Nature has it's own mysterious stories along Stony Creek.  As we were walking the trail we noticed a animal draped high in a tree about 40 feet above the ground.  We took out our binoculars and took a closer look.  I have seen plenty of dead coyotes throughout the west. However this is the first time I have seen one in a tree forty feet above the ground!  Take a close look at the coyote.  That branch is too small to support the weight of a man or probably that of a cougar or a bear.   My only thought is that a Golden Eagle might be large enough to place the coyote up in the tree.   The Black Butte area is full of Turkey Vultures and maybe he was stashing his food where they could not get to it.  Anybody else with ideas??

So our hikes around Black Butte Lake found more questions than answers today.  But it was an interesting day.  We saw some special and unique things on our hike.  The fact that it was 65 degrees and sunny made it a perfect day.  Bugaboo agreed that is was a perfect day as he explored the oak woodland forests of California.

The previous weekend there was only two of us in the campground.  Tonight it appears the campground is about 40% full.  Looks like several families decided to have a get together at the lake.  For the past two nights we were the only rig in the campground.  Neighbors!!  What a concept.

If you take the Orland exit from I-5 and head west towards Black Butte Lake look behind the Shell Station and Taco Bell.  There is a office type building is the City Gates Cafe which serves Portuguese food.  We had the two Portuguese breakfast specials at 1:30 in the afternoon.  They no longer serve dinner only lunch and breakfast.  Be sure to get a loaf of their Cinnamon Bread for six dollars.  Heaven, at a very cheap price.  Fudge was also very good.  Worth the stop and it is only a short drive down from Black Butte Lake.  

If your towing do not drive into their parking just park in the cul-de-sac at front.  You can turn around any size rig in the cul-de-sac.  There is an RV Park next door that advertises 66 foot pull-through spurs but we did not check it out.  

The lake is the place to be for us!


cindy picha said...

watch for rattlesnakes out there . Horses are limited to certain hours and there is no drinking water where horses are.

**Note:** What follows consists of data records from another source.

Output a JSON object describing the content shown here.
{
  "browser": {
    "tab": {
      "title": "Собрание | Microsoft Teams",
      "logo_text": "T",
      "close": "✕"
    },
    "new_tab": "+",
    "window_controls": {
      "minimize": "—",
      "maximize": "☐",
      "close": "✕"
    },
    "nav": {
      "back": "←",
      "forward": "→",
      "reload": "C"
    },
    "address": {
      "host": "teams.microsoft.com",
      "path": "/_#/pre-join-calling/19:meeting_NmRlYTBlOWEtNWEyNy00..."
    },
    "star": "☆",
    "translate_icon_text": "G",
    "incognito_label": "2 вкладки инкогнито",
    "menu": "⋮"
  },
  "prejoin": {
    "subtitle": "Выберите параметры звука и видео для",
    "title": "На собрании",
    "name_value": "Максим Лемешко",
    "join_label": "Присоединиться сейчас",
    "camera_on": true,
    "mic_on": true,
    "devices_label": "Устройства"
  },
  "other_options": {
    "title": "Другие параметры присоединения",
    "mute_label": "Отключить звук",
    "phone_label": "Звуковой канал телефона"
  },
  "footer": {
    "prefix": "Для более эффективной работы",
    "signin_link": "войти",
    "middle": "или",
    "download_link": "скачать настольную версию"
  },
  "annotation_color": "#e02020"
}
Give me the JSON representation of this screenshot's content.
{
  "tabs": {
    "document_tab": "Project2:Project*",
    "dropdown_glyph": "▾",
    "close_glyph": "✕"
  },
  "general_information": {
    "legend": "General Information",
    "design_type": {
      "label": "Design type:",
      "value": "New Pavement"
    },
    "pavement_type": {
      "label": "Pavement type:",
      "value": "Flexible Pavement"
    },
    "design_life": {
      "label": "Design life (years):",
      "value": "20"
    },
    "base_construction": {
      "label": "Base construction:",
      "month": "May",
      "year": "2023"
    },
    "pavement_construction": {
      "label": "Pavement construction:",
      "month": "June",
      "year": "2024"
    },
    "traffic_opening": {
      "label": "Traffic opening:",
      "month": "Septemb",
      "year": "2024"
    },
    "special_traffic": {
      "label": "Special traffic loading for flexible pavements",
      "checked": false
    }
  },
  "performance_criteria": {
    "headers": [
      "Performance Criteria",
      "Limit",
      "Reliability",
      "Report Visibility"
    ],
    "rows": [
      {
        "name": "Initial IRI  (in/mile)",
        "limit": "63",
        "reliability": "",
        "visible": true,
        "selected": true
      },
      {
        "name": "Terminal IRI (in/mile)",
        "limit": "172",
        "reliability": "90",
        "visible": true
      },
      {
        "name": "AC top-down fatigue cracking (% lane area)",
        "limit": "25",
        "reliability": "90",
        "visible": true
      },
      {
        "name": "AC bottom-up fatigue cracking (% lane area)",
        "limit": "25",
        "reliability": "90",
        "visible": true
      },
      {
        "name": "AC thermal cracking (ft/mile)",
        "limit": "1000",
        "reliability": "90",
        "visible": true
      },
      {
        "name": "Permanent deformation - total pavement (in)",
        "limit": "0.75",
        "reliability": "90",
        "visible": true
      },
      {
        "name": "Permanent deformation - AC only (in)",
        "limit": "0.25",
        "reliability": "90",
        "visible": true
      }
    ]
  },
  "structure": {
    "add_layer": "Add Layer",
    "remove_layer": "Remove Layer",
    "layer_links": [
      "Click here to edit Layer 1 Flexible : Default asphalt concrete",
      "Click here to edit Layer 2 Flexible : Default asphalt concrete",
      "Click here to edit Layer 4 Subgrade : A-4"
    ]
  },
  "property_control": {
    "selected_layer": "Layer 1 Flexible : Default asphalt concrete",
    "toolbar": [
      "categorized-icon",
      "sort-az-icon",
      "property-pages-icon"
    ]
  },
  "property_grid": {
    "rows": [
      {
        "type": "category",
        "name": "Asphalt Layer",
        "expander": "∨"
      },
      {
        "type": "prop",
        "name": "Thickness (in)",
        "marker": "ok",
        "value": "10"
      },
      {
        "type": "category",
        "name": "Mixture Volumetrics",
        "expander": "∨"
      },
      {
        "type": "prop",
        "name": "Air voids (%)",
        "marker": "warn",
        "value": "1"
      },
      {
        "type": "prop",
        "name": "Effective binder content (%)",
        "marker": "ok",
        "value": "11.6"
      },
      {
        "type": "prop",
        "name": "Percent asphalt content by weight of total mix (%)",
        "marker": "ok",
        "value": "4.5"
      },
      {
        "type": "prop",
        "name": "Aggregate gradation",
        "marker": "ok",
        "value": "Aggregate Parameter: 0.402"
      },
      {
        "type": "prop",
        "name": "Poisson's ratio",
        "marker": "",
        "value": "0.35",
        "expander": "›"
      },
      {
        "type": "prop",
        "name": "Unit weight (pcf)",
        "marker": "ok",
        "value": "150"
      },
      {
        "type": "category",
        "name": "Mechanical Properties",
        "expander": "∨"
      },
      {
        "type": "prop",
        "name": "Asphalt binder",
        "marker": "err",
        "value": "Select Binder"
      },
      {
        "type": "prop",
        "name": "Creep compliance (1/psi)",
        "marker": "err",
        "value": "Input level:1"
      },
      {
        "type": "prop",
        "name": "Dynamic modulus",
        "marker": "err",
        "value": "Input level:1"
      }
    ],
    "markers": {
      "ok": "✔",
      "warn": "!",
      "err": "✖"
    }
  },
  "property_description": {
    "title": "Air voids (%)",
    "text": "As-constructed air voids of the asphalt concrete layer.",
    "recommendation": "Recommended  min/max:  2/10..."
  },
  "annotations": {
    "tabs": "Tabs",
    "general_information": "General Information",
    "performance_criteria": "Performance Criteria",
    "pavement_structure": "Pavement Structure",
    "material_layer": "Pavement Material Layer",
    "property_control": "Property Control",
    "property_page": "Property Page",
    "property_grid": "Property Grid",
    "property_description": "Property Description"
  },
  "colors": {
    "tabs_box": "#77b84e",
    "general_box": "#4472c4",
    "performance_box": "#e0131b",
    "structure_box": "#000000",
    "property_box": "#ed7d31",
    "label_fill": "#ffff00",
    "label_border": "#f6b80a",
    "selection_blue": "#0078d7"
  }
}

Also you will find signs of wild pigs and coyotes sound very very close at night . when the lake is low and you decide to walk your horse out into in be very careful as there is a 90 degree shelf created by the original stream which still runs through this lake , it has a drop off pf approx. 20' and your horse might take the plunge as our mare did . Very scary . wish the park service would knock that down or place permanent bouys to warn riders

cindy picha said...

it would be realy nice if trails were marked here and at areas like Jellys Ferry in Red Bluff BLM